Equity & Social Justice Advisory Group Resources: Home
The University at Buffalo Libraries supports and advocates for the principles outlined in UB’s Inclusive Excellence Strategic Plan. Issues of diversity, inclusion, equity, and social justice should not be relegated to the work of a single group or individual, but integrated into the daily work of the Libraries. Everyone in the Libraries is responsible for participating in the activities and goals of this group. The Equity and Social Justice Advisory Group (ESJAG) serves as an advisory body to the VPUL and:
- Advocates for diversity, inclusion, equity, and social justice, and fights systems of oppression surrounding ability, age, class, gender, nation, race, religion, and sexual orientation, both implicit and explicit, among Libraries’ employees and in Libraries’ work practices;

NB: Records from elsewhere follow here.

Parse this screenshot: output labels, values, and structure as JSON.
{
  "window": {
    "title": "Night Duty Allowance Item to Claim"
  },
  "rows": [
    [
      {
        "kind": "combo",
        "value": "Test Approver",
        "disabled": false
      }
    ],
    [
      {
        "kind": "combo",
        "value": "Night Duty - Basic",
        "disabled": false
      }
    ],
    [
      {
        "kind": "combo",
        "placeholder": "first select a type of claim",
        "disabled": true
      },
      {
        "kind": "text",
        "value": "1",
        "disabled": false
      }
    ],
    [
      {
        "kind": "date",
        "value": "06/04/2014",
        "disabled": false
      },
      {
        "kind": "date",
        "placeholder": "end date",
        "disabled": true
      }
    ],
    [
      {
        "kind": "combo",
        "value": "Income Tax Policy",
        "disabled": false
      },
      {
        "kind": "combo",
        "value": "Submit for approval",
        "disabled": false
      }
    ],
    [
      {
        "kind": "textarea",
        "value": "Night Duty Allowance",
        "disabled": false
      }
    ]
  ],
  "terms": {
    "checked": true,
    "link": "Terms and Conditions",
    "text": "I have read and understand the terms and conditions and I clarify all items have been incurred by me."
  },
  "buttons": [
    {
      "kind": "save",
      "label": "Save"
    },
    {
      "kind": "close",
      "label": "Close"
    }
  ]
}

- Supports and coordinates trainings, education, and conversations to facilitate difficult and meaningful change in the Libraries;
- Recommends outreach and engagement activities to connect with and support the UB community around relevant issues;
- Recommends Libraries-wide policy or procedural changes;
- Assists in implementation of the Libraries’ overall strategic plan and assessment of strategic goals;
- Liaises with university-wide initiatives and communicates with leadership and staff across the Libraries.
This list of resources is not comprehensive, but aims to provide a starting point for research into social justice topics. If you have suggestions for additions to this guide, or comments on resources that are included, please contact Stacy Snyder (firstname.lastname@example.org)
Land Acknowledgement Statement
We would like to begin by acknowledging the land on which the University at Buffalo operates, which is the territory of the Seneca Nation, a member of the Haudenosaunee/Six Nations Confederacy. This territory is covered by The Dish with One Spoon Treaty of Peace and Friendship, a pledge to peaceably share and care for the resources around the Great Lakes. It is also covered by the 1794 Treaty of Canandaigua, between the United States Government and the Six Nations Confederacy, which further affirmed Haudenosaunee land rights and sovereignty in the State of New York. Today, this region is still the home to the Haudenosaunee people, and we are grateful for the opportunity to live, work, and share ideas in this territory.
UB Office of Inclusive Excellence, Indigenous Inclusion